TASK BRIEF. Beginning with the line that contains "Extract the structured", return every line down to the last one in the material below, exactly and with no others.

SOURCE INFORMATION.
::::

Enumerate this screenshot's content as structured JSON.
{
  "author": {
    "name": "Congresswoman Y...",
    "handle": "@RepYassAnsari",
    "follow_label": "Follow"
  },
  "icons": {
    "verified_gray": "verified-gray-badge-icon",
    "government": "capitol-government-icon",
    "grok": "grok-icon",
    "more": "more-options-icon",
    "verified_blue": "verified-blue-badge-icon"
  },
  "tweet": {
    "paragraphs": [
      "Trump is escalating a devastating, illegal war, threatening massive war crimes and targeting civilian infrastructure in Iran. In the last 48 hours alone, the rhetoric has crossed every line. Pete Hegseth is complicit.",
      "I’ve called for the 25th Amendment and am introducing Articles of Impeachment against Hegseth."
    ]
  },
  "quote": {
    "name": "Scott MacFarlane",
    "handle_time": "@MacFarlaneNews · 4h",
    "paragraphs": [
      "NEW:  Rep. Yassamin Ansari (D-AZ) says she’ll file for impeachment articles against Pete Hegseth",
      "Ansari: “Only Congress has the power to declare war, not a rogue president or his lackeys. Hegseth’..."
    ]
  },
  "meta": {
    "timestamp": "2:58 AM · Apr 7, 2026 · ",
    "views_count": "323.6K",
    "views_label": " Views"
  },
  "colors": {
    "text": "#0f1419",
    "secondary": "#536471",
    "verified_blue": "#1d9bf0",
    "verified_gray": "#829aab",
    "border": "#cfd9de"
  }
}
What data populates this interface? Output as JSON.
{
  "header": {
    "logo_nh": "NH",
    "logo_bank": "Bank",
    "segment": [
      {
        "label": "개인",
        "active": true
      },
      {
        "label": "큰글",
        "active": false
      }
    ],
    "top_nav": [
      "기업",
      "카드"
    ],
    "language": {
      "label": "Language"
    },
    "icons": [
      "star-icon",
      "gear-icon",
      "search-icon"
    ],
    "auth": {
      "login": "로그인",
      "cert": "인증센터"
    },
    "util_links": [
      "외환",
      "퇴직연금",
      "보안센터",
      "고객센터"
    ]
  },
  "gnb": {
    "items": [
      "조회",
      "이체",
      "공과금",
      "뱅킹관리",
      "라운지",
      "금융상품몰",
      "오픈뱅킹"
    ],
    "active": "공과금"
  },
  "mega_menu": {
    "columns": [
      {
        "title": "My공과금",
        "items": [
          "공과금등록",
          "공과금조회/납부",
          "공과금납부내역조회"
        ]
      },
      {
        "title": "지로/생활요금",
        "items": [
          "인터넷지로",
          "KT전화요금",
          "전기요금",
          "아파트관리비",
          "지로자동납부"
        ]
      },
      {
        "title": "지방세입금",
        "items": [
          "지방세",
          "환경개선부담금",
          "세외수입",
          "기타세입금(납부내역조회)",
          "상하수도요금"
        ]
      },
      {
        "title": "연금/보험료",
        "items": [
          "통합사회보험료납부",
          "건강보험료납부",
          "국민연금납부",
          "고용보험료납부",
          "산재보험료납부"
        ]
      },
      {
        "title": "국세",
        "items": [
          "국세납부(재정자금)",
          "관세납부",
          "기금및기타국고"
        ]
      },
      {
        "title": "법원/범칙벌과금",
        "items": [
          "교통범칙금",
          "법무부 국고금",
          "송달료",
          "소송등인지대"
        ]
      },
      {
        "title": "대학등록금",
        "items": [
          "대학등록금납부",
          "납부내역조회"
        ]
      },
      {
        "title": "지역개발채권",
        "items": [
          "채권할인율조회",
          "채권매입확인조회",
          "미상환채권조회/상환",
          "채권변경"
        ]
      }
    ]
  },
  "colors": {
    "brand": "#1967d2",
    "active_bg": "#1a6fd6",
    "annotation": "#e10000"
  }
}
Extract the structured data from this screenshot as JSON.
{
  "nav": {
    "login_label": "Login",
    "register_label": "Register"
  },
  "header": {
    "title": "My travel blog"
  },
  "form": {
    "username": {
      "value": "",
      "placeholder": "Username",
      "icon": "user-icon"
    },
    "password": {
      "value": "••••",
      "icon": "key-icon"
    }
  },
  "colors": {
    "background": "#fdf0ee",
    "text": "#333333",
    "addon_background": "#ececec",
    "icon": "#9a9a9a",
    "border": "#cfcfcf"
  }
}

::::

WRITTEN REPLY.
Extract the structured data from this screenshot as JSON.
{
  "nav": {
    "login_label": "Login",
    "register_label": "Register"
  },
  "header": {
    "title": "My travel blog"
  },
  "form": {
    "username": {
      "value": "",
      "placeholder": "Username",
      "icon": "user-icon"
    },
    "password": {
      "value": "••••",
      "icon": "key-icon"
    }
  },
  "colors": {
    "background": "#fdf0ee",
    "text": "#333333",
    "addon_background": "#ececec",
    "icon": "#9a9a9a",
    "border": "#cfcfcf"
  }
}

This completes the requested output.